And the amendment is certain to be defeated, according to the pundits, because all the Liberal Democrats, most of Labour and a significant proportion of the Conservatives will vote against it. This means that even the question of confidence in the government can be avoided because nobody will be able to raise it as an issue.
That’s why I said, elsewhere on the internet, that Labour should abstain.
On the Huffington Post site, I wrote: “Labour’s best move is to abstain, let the Tories defeat their own government with the amendment, and then see if Cameron follows Parliamentary convention and resigns. It’s possible he’ll say that a vote on the Queen’s speech is no longer a confidence issue because of his Fixed-Terms Parliaments Act, which defined a ‘no confidence’ vote for the first time, but this may be countered by saying that, if Parliament does not support the planned legislative programme, then it does not support the government or the Prime Minister who leads it.
“If the PM ignores the resignation issue, then we can all say he is running an outlaw government and nothing he does from now on should be considered legal; if he resigns, then the amendment won’t matter because it won’t go forward.
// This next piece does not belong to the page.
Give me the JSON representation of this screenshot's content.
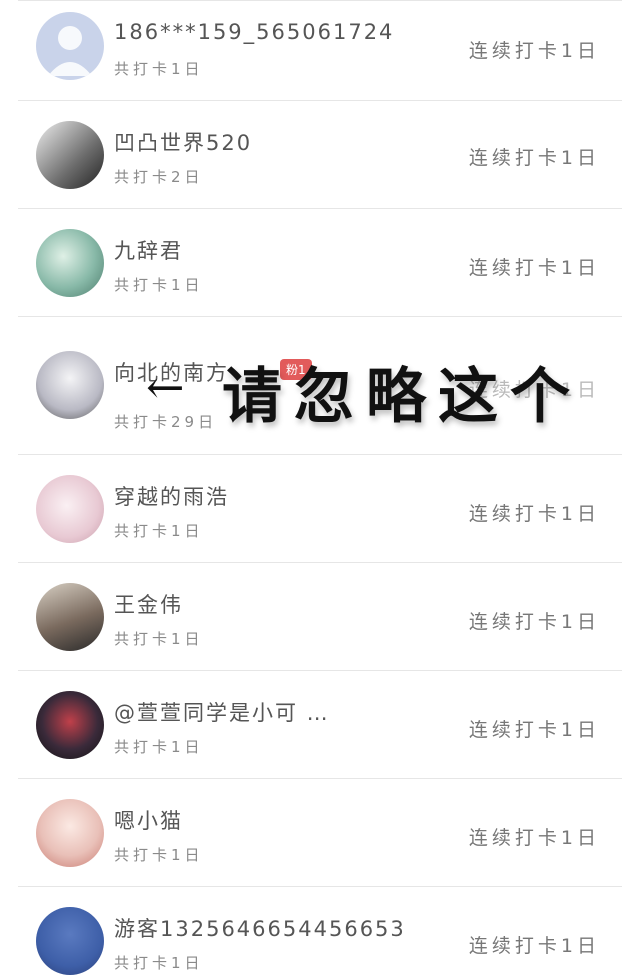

“And let’s face it, if Labour can abstain on the Jobseekers (Back to Work Schemes) Bill, there’s no reason not to abstain on this!”
If the amendment succeeds, we can have a proper debate on whether this government is fit for purpose – at a time when people are still coming to terms with the first death directly attributed to the imposition of the Conservative Bedroom Tax, which itself follows the deaths of thousands due to the Conservative-employed Atos firm’s mismanagement of Employment and Support Allowance assessments.
It won’t, and we’ll be denied our chance to have that debate.
But just remember – despite all the swagger and show – you’re being denied the chance to have a proper debate on Europe as well.